▸ Extracted entries
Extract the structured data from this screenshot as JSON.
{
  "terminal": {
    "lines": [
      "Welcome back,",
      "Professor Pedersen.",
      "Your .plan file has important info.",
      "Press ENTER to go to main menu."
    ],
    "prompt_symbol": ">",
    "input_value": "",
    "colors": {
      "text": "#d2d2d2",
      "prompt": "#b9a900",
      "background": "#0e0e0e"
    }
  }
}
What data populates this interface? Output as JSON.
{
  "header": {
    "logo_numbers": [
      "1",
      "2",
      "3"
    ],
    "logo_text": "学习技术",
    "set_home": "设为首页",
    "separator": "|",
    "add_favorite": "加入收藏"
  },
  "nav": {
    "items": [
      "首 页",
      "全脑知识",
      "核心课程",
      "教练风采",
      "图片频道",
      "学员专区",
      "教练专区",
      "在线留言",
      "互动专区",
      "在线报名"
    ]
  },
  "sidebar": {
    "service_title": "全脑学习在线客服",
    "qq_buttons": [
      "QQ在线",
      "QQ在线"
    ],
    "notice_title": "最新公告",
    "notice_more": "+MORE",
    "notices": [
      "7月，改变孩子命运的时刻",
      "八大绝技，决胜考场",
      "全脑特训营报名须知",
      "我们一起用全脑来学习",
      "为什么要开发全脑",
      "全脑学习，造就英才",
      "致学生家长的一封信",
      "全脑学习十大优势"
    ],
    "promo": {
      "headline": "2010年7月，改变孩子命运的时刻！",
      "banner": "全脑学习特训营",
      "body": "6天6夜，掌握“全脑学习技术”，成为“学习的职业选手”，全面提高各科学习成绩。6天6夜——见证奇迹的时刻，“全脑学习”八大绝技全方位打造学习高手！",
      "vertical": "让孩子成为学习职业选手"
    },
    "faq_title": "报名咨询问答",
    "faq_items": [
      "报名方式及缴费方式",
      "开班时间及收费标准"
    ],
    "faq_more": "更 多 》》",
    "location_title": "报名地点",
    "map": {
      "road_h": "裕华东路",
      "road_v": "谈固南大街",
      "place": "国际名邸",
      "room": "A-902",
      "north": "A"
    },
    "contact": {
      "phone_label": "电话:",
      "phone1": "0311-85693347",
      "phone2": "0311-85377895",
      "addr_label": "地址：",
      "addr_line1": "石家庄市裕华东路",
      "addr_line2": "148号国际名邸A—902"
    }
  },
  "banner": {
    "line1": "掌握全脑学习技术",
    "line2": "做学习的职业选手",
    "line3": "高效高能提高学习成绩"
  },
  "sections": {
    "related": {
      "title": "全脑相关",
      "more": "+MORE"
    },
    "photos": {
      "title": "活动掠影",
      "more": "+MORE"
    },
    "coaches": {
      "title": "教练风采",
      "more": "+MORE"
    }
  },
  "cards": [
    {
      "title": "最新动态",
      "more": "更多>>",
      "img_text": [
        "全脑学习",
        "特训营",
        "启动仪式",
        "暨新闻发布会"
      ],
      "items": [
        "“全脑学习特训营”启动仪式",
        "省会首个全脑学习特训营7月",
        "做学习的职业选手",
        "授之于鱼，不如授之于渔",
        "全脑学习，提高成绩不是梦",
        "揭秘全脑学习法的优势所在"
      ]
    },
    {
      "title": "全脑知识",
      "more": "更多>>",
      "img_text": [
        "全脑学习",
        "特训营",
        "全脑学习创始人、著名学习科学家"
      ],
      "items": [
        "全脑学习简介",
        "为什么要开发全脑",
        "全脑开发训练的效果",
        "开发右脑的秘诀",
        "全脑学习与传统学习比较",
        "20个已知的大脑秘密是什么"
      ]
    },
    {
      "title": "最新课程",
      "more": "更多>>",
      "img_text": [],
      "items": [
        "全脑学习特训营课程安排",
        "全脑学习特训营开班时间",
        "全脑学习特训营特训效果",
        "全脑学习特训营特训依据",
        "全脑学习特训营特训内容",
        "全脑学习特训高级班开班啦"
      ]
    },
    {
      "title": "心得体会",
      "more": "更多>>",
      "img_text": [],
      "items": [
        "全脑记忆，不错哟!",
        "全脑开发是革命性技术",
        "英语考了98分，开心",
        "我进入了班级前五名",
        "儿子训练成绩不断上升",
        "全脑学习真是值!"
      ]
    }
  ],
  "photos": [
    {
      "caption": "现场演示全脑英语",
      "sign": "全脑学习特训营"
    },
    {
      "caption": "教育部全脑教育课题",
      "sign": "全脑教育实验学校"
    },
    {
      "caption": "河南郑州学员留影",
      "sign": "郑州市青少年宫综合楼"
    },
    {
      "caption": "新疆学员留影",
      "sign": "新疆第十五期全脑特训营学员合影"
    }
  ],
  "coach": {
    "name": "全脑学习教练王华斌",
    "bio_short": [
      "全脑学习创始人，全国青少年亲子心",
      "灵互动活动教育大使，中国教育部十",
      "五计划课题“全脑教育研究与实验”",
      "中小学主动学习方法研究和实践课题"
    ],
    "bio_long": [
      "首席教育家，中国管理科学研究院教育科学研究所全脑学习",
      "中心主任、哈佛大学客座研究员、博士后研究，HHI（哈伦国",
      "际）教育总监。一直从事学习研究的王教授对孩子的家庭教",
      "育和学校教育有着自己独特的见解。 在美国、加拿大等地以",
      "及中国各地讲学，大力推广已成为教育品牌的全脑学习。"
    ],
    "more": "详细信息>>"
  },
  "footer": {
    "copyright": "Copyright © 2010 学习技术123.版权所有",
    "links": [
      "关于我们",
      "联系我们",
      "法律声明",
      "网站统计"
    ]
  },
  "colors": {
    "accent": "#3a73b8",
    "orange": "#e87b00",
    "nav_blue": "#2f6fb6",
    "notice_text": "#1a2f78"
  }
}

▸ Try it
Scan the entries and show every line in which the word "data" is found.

▸ Answer box
Extract the structured data from this screenshot as JSON.
What data populates this interface? Output as JSON.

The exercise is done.